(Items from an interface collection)
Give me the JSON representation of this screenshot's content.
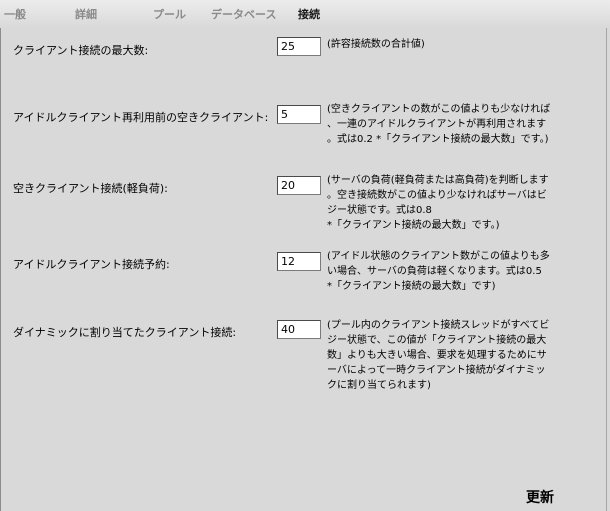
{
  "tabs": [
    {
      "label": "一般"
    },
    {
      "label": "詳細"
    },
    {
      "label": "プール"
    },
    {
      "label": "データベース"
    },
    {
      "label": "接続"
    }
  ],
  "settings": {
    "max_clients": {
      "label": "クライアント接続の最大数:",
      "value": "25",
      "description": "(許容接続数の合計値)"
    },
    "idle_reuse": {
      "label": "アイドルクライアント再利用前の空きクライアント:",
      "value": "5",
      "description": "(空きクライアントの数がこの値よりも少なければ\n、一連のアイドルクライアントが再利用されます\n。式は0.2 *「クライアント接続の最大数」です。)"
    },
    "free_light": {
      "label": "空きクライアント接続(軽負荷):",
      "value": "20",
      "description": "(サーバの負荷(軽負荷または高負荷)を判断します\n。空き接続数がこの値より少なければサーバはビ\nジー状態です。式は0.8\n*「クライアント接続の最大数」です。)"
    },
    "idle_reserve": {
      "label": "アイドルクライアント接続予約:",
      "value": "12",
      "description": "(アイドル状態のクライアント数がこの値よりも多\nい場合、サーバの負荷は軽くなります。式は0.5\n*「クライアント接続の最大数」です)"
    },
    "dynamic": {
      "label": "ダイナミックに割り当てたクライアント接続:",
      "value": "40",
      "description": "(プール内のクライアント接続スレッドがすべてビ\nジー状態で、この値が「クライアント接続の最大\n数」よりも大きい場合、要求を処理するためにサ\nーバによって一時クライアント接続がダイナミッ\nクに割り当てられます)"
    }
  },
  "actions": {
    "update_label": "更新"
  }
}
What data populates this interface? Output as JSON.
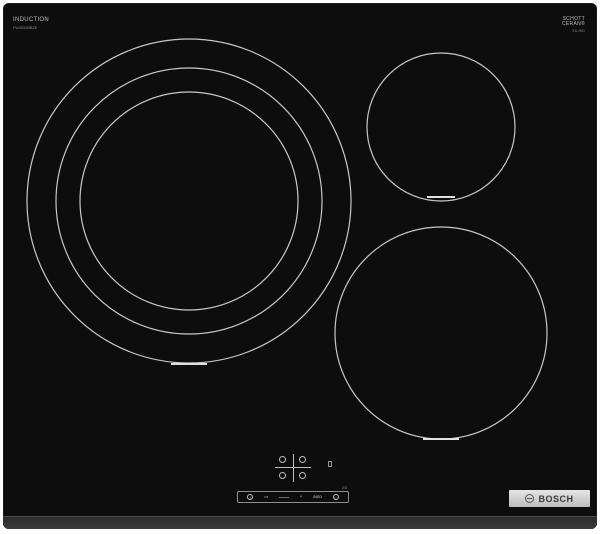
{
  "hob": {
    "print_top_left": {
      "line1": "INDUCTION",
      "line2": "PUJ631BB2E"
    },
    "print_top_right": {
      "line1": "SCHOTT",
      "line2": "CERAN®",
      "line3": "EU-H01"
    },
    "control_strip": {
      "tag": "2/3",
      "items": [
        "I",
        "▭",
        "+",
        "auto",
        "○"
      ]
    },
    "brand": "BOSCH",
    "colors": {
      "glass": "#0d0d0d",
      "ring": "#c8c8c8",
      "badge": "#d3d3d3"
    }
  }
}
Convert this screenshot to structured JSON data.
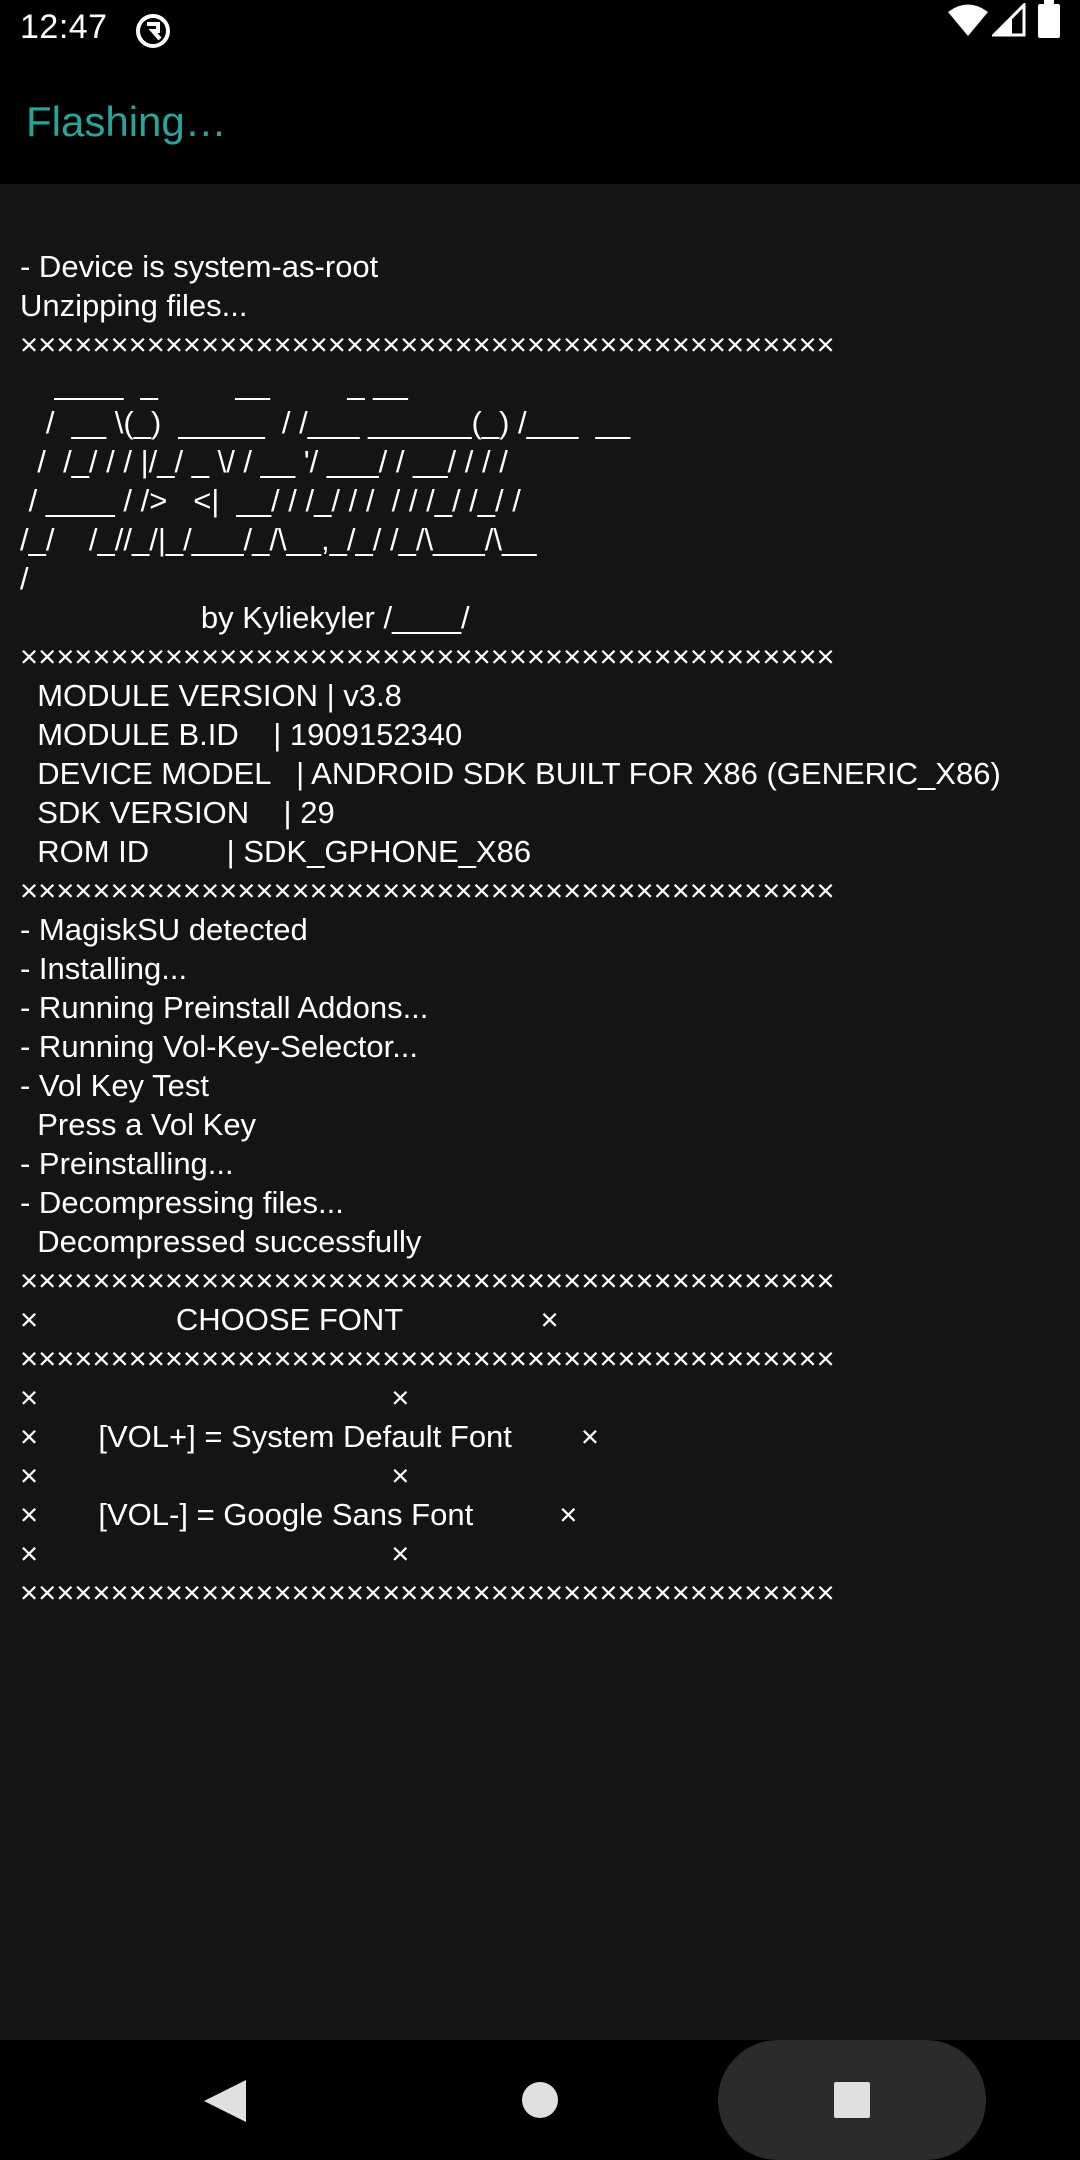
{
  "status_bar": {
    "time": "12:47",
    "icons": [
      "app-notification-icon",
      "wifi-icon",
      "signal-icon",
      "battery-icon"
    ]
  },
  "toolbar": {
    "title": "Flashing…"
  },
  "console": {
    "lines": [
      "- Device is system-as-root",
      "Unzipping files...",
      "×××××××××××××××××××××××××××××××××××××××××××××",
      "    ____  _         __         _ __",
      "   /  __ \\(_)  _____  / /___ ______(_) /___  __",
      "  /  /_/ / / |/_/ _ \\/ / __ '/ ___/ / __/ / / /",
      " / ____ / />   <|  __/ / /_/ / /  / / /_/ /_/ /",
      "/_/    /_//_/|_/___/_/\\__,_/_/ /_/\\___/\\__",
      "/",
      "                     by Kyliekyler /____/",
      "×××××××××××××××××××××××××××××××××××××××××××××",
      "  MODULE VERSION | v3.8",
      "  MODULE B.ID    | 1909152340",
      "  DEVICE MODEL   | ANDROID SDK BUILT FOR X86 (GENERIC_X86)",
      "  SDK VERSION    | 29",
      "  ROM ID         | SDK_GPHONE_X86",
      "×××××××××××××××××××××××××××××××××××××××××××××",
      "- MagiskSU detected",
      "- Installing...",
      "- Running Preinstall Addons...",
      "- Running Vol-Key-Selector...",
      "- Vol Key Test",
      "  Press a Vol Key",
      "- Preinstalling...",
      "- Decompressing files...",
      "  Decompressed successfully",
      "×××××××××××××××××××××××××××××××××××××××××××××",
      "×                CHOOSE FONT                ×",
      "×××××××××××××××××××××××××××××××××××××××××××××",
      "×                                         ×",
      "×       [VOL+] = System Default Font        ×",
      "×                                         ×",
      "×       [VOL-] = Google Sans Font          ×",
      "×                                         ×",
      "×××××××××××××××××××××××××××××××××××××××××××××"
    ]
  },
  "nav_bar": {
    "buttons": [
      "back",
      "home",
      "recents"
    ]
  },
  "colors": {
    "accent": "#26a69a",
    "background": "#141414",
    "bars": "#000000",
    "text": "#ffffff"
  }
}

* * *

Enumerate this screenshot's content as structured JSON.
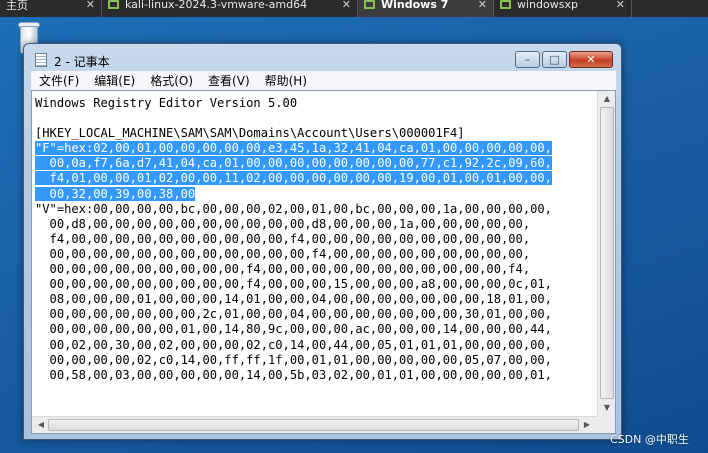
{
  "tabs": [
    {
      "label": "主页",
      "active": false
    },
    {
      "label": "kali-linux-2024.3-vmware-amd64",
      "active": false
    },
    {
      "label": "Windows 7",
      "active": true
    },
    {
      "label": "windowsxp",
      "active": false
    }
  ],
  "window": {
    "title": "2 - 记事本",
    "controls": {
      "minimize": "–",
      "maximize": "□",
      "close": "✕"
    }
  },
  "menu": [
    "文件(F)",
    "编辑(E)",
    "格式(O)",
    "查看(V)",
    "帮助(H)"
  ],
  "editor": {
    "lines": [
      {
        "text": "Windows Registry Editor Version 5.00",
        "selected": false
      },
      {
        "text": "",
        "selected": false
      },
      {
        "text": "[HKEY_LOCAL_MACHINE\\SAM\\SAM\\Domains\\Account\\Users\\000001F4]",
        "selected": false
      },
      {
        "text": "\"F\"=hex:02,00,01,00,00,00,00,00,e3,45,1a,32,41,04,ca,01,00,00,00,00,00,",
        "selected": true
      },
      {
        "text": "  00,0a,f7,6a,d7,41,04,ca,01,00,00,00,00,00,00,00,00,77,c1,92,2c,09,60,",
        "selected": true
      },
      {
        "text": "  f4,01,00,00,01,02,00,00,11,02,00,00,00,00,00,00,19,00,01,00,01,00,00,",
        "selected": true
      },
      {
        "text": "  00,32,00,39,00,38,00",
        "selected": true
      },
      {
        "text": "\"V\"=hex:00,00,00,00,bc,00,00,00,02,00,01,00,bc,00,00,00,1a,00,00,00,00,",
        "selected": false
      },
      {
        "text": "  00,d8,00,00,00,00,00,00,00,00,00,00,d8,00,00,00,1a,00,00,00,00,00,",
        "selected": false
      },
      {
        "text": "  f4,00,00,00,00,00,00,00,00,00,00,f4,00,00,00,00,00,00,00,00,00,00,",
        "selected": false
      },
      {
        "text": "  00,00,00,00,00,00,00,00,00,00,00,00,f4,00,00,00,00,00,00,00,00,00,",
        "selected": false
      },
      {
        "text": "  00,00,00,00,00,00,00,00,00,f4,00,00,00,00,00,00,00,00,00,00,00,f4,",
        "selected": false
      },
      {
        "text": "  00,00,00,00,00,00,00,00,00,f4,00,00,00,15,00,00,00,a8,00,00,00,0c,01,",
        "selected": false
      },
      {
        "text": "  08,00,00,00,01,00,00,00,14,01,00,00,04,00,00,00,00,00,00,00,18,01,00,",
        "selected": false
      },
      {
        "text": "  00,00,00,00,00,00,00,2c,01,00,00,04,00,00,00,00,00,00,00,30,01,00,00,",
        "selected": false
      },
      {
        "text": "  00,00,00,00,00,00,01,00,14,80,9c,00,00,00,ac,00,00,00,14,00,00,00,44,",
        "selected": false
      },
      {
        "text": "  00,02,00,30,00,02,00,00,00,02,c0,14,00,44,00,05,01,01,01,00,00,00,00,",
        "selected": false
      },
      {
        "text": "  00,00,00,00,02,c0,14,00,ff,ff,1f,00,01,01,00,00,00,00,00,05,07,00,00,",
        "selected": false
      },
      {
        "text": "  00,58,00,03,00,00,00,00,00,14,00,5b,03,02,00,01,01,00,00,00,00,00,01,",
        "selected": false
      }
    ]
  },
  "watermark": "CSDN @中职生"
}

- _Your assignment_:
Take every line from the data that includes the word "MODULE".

- _Result below_:
      "  MODULE VERSION | v3.8",
      "  MODULE B.ID    | 1909152340",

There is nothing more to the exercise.